Here’s the big picture in terms of gas, diesel and electric cars that came out of the just completed Detroit auto show.
By the way, with the return to health of GM, Ford and Chrysler, the shabby, ailing motor show also returned to vitality with more new technology displayed than probably ever before. Shame about the dump of a convention centre they hold it in, but I gather there are big plans for its transformation too. With that, on to the news.
Gas prices are holding steady thanks to the fact that North American production of crude oil is expected to hit an all-time high within the next five years and thanks to ethanol, which now makes up about 10 per cent of the fuel in your gas tank. As gas engines with turbocharging and direct fuel injection become more and more efficient, the payback period for a more expensive hybrid grows longer.
Ford has EcoBoost engines, GM has the Ecotec four, Mazda is coming with SkyActiv and Dodge has the Fiat-inspired and -engined Dart. They’re all saying they can deliver “hybrid” fuel economy without the hybrid price tag. They say they have the technology now to meet the tough fuel economy regs that come with the 2016 model year with engines that customers can fill up at the good old gas station. What they’re going to do in 2026 they’ll decide later.
“We think that the market is ready to listen to a diesel story,” said Chrysler and Fiat CEO Sergio Marchionne as he toured the Detroit auto show. He had no doubt seen the publicity from the Diesel Technology Forum, a lobbying group of which his company is a member.

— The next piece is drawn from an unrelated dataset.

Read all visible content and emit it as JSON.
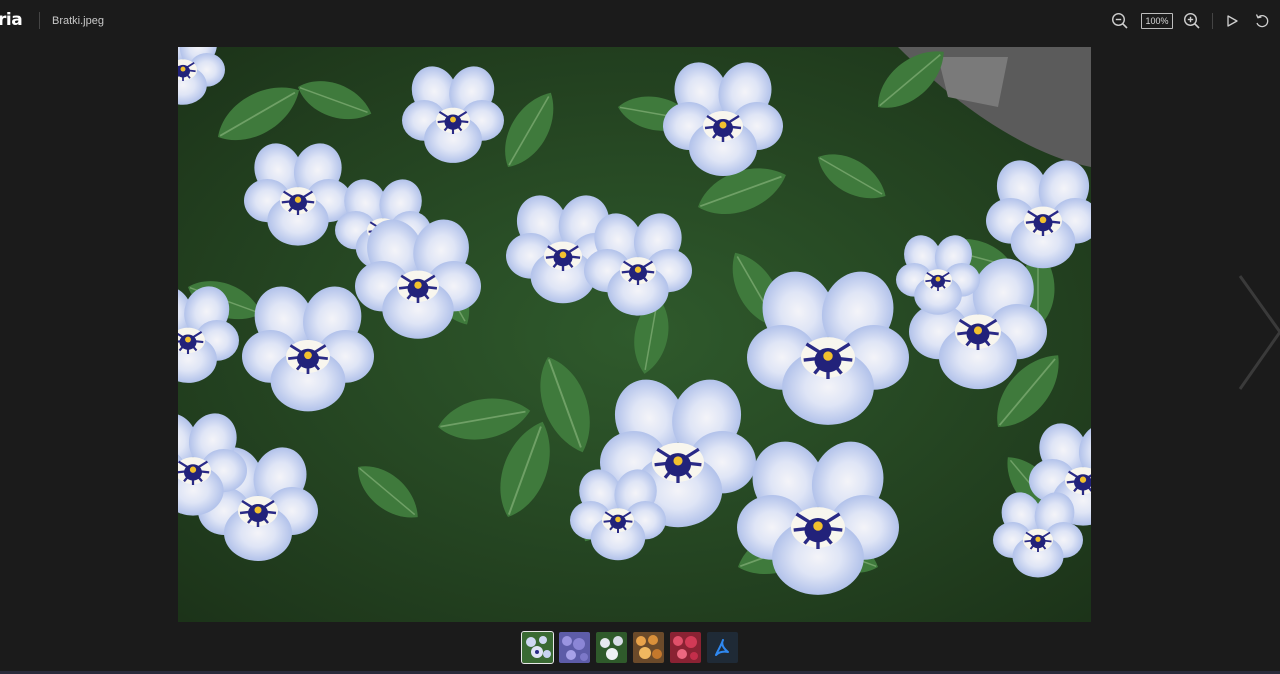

They’re saying there’s growing consumer confidence in diesels by pointing out that diesel car sales went up 27 per cent last year in the United States while hybrid sales slipped. Over all, diesels were 3 per cent of the U.S. automotive market last year, with all battery-electric, plug-in and conventional hybrid models combined making up just over 2 per cent.
Chevrolet is about to introduce a diesel-powered version of its compact Cruze and the rumour is that it will deliver better highway mileage than the Toyota Prius hybrid. Chrysler plans to sell a diesel version of several Jeeps, Mazda wants to be the first Asian car manufacturer to sell diesel cars in the United States and the big Mercedes-Benz S-Class is coming back with a diesel in North America after a 17-year absence.

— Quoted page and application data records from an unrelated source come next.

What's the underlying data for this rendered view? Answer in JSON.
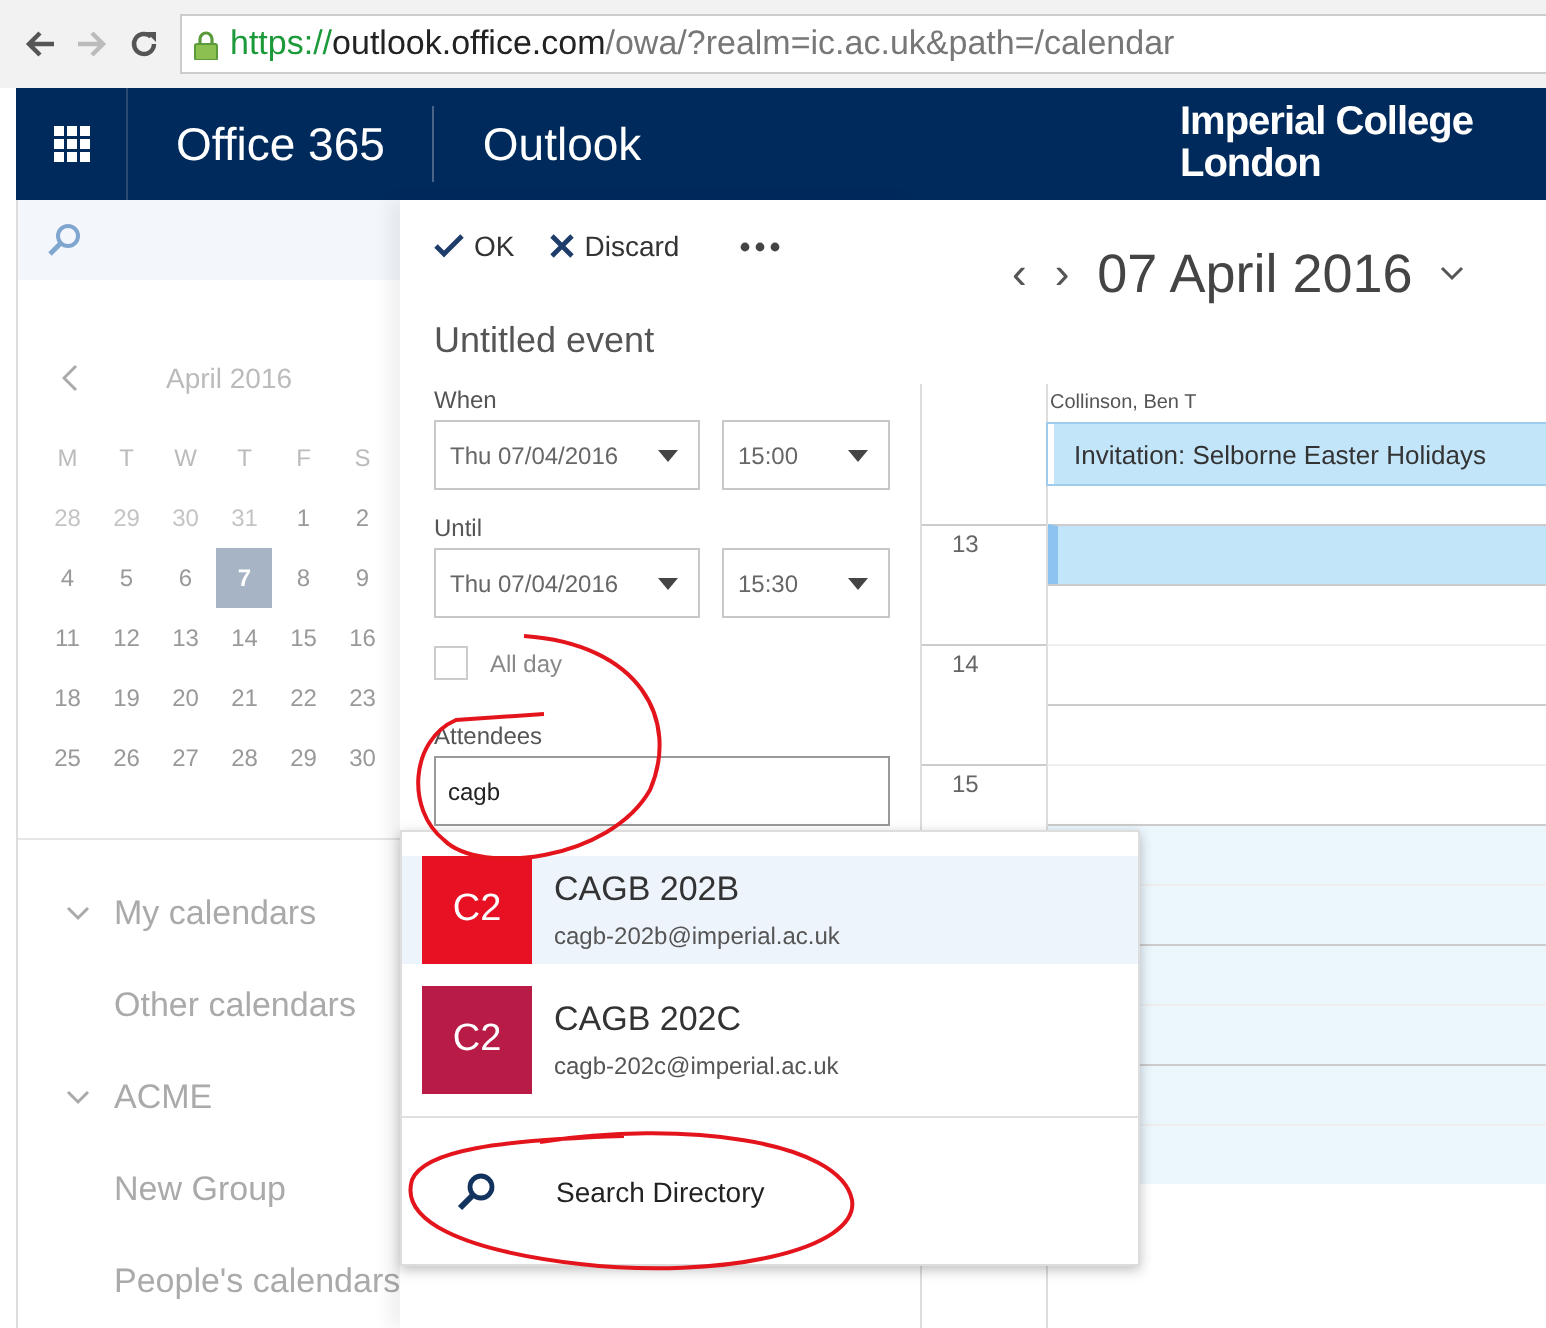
{
  "browser": {
    "url_scheme": "https://",
    "url_host": "outlook.office.com",
    "url_path": "/owa/?realm=ic.ac.uk&path=/calendar"
  },
  "header": {
    "suite": "Office 365",
    "app": "Outlook",
    "org_line1": "Imperial College",
    "org_line2": "London"
  },
  "mini_calendar": {
    "month": "April 2016",
    "weekdays": [
      "M",
      "T",
      "W",
      "T",
      "F",
      "S"
    ],
    "weeks": [
      [
        {
          "day": "28",
          "muted": true,
          "selected": false
        },
        {
          "day": "29",
          "muted": true,
          "selected": false
        },
        {
          "day": "30",
          "muted": true,
          "selected": false
        },
        {
          "day": "31",
          "muted": true,
          "selected": false
        },
        {
          "day": "1",
          "muted": false,
          "selected": false
        },
        {
          "day": "2",
          "muted": false,
          "selected": false
        }
      ],
      [
        {
          "day": "4",
          "muted": false,
          "selected": false
        },
        {
          "day": "5",
          "muted": false,
          "selected": false
        },
        {
          "day": "6",
          "muted": false,
          "selected": false
        },
        {
          "day": "7",
          "muted": false,
          "selected": true
        },
        {
          "day": "8",
          "muted": false,
          "selected": false
        },
        {
          "day": "9",
          "muted": false,
          "selected": false
        }
      ],
      [
        {
          "day": "11",
          "muted": false,
          "selected": false
        },
        {
          "day": "12",
          "muted": false,
          "selected": false
        },
        {
          "day": "13",
          "muted": false,
          "selected": false
        },
        {
          "day": "14",
          "muted": false,
          "selected": false
        },
        {
          "day": "15",
          "muted": false,
          "selected": false
        },
        {
          "day": "16",
          "muted": false,
          "selected": false
        }
      ],
      [
        {
          "day": "18",
          "muted": false,
          "selected": false
        },
        {
          "day": "19",
          "muted": false,
          "selected": false
        },
        {
          "day": "20",
          "muted": false,
          "selected": false
        },
        {
          "day": "21",
          "muted": false,
          "selected": false
        },
        {
          "day": "22",
          "muted": false,
          "selected": false
        },
        {
          "day": "23",
          "muted": false,
          "selected": false
        }
      ],
      [
        {
          "day": "25",
          "muted": false,
          "selected": false
        },
        {
          "day": "26",
          "muted": false,
          "selected": false
        },
        {
          "day": "27",
          "muted": false,
          "selected": false
        },
        {
          "day": "28",
          "muted": false,
          "selected": false
        },
        {
          "day": "29",
          "muted": false,
          "selected": false
        },
        {
          "day": "30",
          "muted": false,
          "selected": false
        }
      ]
    ]
  },
  "sidebar": {
    "items": [
      {
        "label": "My calendars",
        "kind": "group"
      },
      {
        "label": "Other calendars",
        "kind": "item"
      },
      {
        "label": "ACME",
        "kind": "group"
      },
      {
        "label": "New Group",
        "kind": "item"
      },
      {
        "label": "People's calendars",
        "kind": "item"
      }
    ]
  },
  "event_form": {
    "ok": "OK",
    "discard": "Discard",
    "title_placeholder": "Untitled event",
    "when": {
      "label": "When",
      "date": "Thu 07/04/2016",
      "time": "15:00"
    },
    "until": {
      "label": "Until",
      "date": "Thu 07/04/2016",
      "time": "15:30"
    },
    "all_day": {
      "label": "All day",
      "checked": false
    },
    "attendees": {
      "label": "Attendees",
      "value": "cagb"
    }
  },
  "suggestions": {
    "items": [
      {
        "initials": "C2",
        "name": "CAGB 202B",
        "email": "cagb-202b@imperial.ac.uk",
        "color": "#e81123",
        "selected": true
      },
      {
        "initials": "C2",
        "name": "CAGB 202C",
        "email": "cagb-202c@imperial.ac.uk",
        "color": "#b81c46",
        "selected": false
      }
    ],
    "search_directory": "Search Directory"
  },
  "calendar": {
    "prev": "‹",
    "next": "›",
    "date": "07 April 2016",
    "person": "Collinson, Ben T",
    "all_day_event": "Invitation: Selborne Easter Holidays",
    "hours": [
      "13",
      "14",
      "15"
    ]
  }
}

Volkswagen is the leader in diesel cars in North America. Last year, 21 per cent of VeeDubs in the United States came with a diesel engine. That’s about half of their diesel take-rate in Canada. We don’t know if growth in diesel demand will continue to outpace that of hybrids this year, but many manufacturers are betting it will.
Before we conclude that electric cars were just a passing fancy (again) let me point out that Toyota is confident that the sub-$20,000 Prius C hybrid will be a turning point in attracting budget-conscious buyers and that Nissan is still building electric car capacity of 250,000 a year in Tennessee.
But I believe the most significant encouragement to electric cars fans came from U.S. Energy Secretary Steven Chu who was in Detroit for a speech. Chu is the Nobel Prize winner who is a champion of alternative energy. He told the Detroit Economic Club that he’s not worried by soft sales of electrics and plug-ins and that the Administration is sticking to its goal of getting a million of them on U.S. roads by the middle of next decade.
The most expensive component of all these cars is the battery and the U.S. Government has spent more than $2-billion (U.S.) on domestic battery production. Chu said batteries for plug-in hybrids cost about $12,000 four years ago. By 2015, he says it will be $3,600. “Once you get a battery that's $1,500 and much less expensive electric motors, which we are also working on, then you get to a very exciting price point,” he said. That, he hopes, will happen by 2020.